Document Type


Degree Type

Master of Arts (MA)

Degree Name

Communication Studies

Department or School/College

Department of Communication Studies

Committee Chair

Gregory Larson

Commitee Members

Joel Iverson, Udo Fluck


communication studies, culture, discourse, diverse organizations, identity, organizational communication


University of Montana

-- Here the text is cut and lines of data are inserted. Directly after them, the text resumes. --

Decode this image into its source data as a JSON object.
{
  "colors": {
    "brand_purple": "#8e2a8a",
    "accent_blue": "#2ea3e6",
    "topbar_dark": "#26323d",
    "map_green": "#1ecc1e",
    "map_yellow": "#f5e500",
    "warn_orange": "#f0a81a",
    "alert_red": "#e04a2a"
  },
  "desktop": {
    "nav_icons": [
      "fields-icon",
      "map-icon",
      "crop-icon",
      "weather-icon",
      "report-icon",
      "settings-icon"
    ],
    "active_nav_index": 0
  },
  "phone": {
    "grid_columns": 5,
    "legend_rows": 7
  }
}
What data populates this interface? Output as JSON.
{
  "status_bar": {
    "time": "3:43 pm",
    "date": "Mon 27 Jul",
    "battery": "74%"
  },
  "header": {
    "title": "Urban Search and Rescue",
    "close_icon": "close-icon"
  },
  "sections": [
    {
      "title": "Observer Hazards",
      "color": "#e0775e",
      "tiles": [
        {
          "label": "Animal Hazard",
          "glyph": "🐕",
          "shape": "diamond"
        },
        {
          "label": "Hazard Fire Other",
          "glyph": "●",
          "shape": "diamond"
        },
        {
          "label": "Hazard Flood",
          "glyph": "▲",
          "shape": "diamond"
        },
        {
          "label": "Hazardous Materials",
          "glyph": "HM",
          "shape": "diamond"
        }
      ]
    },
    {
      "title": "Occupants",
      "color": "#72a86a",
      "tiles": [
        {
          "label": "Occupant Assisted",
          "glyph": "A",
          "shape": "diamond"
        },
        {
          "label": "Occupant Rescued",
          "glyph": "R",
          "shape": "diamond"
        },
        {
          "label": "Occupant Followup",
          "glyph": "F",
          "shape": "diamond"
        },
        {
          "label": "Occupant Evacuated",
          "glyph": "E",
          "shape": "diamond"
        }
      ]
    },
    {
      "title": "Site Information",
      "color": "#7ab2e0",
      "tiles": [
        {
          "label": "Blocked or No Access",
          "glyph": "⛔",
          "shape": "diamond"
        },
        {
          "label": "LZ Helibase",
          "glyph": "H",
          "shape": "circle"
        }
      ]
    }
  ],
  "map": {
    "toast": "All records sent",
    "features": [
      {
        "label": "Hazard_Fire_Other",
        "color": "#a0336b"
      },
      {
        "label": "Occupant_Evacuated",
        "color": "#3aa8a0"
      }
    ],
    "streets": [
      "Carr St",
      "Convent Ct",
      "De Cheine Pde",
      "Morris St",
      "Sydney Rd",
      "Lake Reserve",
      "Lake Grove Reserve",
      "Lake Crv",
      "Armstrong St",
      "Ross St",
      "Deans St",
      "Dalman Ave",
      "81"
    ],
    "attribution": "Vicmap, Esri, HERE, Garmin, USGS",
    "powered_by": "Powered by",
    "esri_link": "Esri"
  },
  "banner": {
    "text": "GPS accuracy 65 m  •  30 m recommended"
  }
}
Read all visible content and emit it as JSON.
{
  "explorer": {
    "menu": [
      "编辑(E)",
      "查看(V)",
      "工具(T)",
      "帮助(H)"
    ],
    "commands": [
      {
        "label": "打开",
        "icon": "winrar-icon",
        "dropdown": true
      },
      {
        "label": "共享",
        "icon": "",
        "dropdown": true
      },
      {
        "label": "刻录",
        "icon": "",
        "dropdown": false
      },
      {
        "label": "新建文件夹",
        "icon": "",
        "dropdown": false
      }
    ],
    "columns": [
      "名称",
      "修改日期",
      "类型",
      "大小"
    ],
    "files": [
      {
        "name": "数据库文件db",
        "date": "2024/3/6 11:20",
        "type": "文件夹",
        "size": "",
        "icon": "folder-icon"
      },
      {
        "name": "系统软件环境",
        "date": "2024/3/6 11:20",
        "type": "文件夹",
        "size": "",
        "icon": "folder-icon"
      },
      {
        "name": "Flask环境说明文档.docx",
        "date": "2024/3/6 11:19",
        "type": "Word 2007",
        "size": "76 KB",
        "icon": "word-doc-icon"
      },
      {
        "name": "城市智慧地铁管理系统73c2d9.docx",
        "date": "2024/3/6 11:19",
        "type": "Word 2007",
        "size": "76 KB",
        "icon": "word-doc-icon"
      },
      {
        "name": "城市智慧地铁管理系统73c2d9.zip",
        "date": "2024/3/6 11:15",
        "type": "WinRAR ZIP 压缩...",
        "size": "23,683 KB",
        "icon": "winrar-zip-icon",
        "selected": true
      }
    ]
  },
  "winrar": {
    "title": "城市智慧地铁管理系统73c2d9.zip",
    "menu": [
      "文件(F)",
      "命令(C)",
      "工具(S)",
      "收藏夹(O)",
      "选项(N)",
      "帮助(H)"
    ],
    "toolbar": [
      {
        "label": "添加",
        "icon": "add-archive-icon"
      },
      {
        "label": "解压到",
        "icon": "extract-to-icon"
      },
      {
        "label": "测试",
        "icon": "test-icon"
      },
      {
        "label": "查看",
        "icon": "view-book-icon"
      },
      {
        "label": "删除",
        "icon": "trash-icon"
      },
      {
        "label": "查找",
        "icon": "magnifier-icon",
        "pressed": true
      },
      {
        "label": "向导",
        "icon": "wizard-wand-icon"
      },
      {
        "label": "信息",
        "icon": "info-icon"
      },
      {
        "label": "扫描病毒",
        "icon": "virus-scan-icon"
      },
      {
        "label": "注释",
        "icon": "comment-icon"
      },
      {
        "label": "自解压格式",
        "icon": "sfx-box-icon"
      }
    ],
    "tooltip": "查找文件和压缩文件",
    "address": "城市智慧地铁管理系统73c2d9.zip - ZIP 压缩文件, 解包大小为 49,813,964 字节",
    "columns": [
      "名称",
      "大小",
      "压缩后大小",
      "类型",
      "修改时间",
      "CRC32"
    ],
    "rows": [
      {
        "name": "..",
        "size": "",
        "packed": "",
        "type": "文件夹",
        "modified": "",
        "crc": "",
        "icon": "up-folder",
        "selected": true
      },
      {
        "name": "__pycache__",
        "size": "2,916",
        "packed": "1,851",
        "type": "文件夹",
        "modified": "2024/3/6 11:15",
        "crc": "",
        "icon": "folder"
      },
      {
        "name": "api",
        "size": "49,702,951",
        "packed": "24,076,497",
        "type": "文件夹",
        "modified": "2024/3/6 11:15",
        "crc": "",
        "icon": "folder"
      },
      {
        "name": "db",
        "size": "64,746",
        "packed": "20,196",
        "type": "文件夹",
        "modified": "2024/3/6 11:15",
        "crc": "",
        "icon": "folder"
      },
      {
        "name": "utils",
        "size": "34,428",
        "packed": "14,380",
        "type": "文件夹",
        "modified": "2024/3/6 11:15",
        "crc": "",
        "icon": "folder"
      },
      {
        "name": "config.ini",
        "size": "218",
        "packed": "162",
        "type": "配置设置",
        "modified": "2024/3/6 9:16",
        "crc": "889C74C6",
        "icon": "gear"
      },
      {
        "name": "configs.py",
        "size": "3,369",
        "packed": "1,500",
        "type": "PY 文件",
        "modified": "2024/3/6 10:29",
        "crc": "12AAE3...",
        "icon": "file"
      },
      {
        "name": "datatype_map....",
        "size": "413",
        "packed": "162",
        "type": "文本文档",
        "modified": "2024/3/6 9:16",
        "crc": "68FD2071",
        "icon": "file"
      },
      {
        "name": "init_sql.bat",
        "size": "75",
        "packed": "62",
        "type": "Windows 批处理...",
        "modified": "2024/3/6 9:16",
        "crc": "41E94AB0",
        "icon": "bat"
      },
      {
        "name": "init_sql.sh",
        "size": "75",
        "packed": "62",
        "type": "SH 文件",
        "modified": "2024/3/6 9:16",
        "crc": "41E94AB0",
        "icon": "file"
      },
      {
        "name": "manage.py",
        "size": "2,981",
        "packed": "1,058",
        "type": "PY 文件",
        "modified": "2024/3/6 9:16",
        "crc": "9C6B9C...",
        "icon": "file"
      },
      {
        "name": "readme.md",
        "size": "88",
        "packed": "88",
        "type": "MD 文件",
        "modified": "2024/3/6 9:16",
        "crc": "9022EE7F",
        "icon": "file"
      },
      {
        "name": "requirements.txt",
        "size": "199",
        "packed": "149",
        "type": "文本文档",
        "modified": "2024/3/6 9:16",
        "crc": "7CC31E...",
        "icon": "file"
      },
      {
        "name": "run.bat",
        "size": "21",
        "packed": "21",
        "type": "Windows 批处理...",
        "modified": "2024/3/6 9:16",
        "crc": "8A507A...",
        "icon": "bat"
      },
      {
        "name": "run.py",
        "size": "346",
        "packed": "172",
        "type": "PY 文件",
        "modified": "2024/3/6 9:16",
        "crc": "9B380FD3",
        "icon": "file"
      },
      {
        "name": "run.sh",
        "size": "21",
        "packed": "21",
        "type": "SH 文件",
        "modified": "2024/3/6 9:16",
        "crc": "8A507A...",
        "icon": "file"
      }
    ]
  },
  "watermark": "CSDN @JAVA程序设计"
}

This study examined the relationship between discourse, identity and culture within the diverse membership of the Muslim Students Association, University of Montana. Previous organizational identity research has discussed how identity is fluid, how identity regulation occurs between the organization and membership, and that identity is formed through discourses. Additionally, the literature also shows us how these identity influencing discourses are themselves influenced by culture. This study expands the literature through an exploration of the identity formation of organizational members who share Islam as a religion within a culturally diverse MSA. This study utilizes a poststructuralist lens to explore the discursive identity formation of MSA members in the University of Montana within a diverse setting of multiple cultures and nationalities represented. The research questions for this study were explored using interview data and participant observation data which were collected over the course of six months. A total of 15 participants were involved in the interviews including organizational leaders and regular members while the participant observation involved members present during two organizational events. Results indicated that MSA members viewed and communicated differently between groups outside of the organization and with each other. Results centering on how members viewed and communicated with others show that members conduct themselves under the assumption of a perceived negativity towards the membership. Members also balanced the different expectations between their own religion/cultures and American society. The results focused on how members communicated with each other presented how members emphasized the primacy of religious identity, downplayed diversity within the organization when it came to religious practices, and coped with undesirable differences by framing involvement as temporary and by utilizing national/cultural peer groups. This study expands on the current literature in a few ways. First, the notion of identity as fluid in nature and multifaceted was examined within the context of the study. Current Western-postmodern interpretations of identity were problematized considering the singular nature of the identities represented within the MSA. Second, the study looked at how organizational identity is largely defined by how members balance the tensions that exist between the various influences they draw from. The results of balancing tensions shape the organizational identities of members and in this section. Finally, a potential shortcoming of the current culture-in-context approach to explaining cultural communication is examined as I consider the examples of members being non-negotiable with their practices. With these contributions the study extends and complicates the ways in which we consider the literature on identity, discourse, and culture



© Copyright 2010 Burhanuddin Bin Omar